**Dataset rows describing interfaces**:

####

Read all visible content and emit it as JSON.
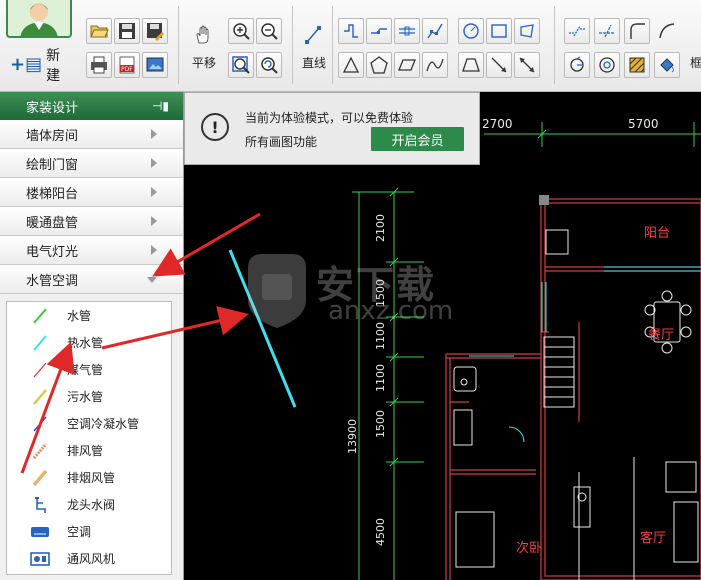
{
  "toolbar": {
    "new_label": "新建",
    "pan_label": "平移",
    "line_label": "直线",
    "side_char": "框"
  },
  "panel": {
    "title": "家装设计",
    "categories": [
      {
        "label": "墙体房间"
      },
      {
        "label": "绘制门窗"
      },
      {
        "label": "楼梯阳台"
      },
      {
        "label": "暖通盘管"
      },
      {
        "label": "电气灯光"
      },
      {
        "label": "水管空调"
      }
    ],
    "pipe_items": [
      {
        "label": "水管",
        "color": "#3ec83e"
      },
      {
        "label": "热水管",
        "color": "#3ee0e0"
      },
      {
        "label": "煤气管",
        "color": "#e03030"
      },
      {
        "label": "污水管",
        "color": "#d8c848"
      },
      {
        "label": "空调冷凝水管",
        "color": "#3040d0"
      },
      {
        "label": "排风管",
        "color": "#e89060"
      },
      {
        "label": "排烟风管",
        "color": "#e8b070"
      },
      {
        "label": "龙头水阀"
      },
      {
        "label": "空调"
      },
      {
        "label": "通风风机"
      }
    ]
  },
  "popup": {
    "line1": "当前为体验模式，可以免费体验",
    "line2": "所有画图功能",
    "button": "开启会员"
  },
  "drawing": {
    "dim_top_1": "2700",
    "dim_top_2": "5700",
    "dim_total": "13900",
    "dims_left": [
      "2100",
      "1500",
      "1100",
      "1100",
      "1500",
      "4500"
    ],
    "room_balcony": "阳台",
    "room_dining": "餐厅",
    "room_living": "客厅",
    "room_bedroom": "次卧"
  },
  "watermark": {
    "cn": "安下载",
    "en": "anxz.com"
  },
  "colors": {
    "accent_green": "#2c8a4a",
    "wall_red": "#d04040",
    "dim_green": "#2fd24a",
    "hot_pipe_cyan": "#3ee0ee",
    "annotation_red": "#e02828"
  }
}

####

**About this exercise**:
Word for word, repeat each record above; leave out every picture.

**Answer for this exercise**:
Read all visible content and emit it as JSON.
{
  "toolbar": {
    "new_label": "新建",
    "pan_label": "平移",
    "line_label": "直线",
    "side_char": "框"
  },
  "panel": {
    "title": "家装设计",
    "categories": [
      {
        "label": "墙体房间"
      },
      {
        "label": "绘制门窗"
      },
      {
        "label": "楼梯阳台"
      },
      {
        "label": "暖通盘管"
      },
      {
        "label": "电气灯光"
      },
      {
        "label": "水管空调"
      }
    ],
    "pipe_items": [
      {
        "label": "水管",
        "color": "#3ec83e"
      },
      {
        "label": "热水管",
        "color": "#3ee0e0"
      },
      {
        "label": "煤气管",
        "color": "#e03030"
      },
      {
        "label": "污水管",
        "color": "#d8c848"
      },
      {
        "label": "空调冷凝水管",
        "color": "#3040d0"
      },
      {
        "label": "排风管",
        "color": "#e89060"
      },
      {
        "label": "排烟风管",
        "color": "#e8b070"
      },
      {
        "label": "龙头水阀"
      },
      {
        "label": "空调"
      },
      {
        "label": "通风风机"
      }
    ]
  },
  "popup": {
    "line1": "当前为体验模式，可以免费体验",
    "line2": "所有画图功能",
    "button": "开启会员"
  },
  "drawing": {
    "dim_top_1": "2700",
    "dim_top_2": "5700",
    "dim_total": "13900",
    "dims_left": [
      "2100",
      "1500",
      "1100",
      "1100",
      "1500",
      "4500"
    ],
    "room_balcony": "阳台",
    "room_dining": "餐厅",
    "room_living": "客厅",
    "room_bedroom": "次卧"
  },
  "watermark": {
    "cn": "安下载",
    "en": "anxz.com"
  },
  "colors": {
    "accent_green": "#2c8a4a",
    "wall_red": "#d04040",
    "dim_green": "#2fd24a",
    "hot_pipe_cyan": "#3ee0ee",
    "annotation_red": "#e02828"
  }
}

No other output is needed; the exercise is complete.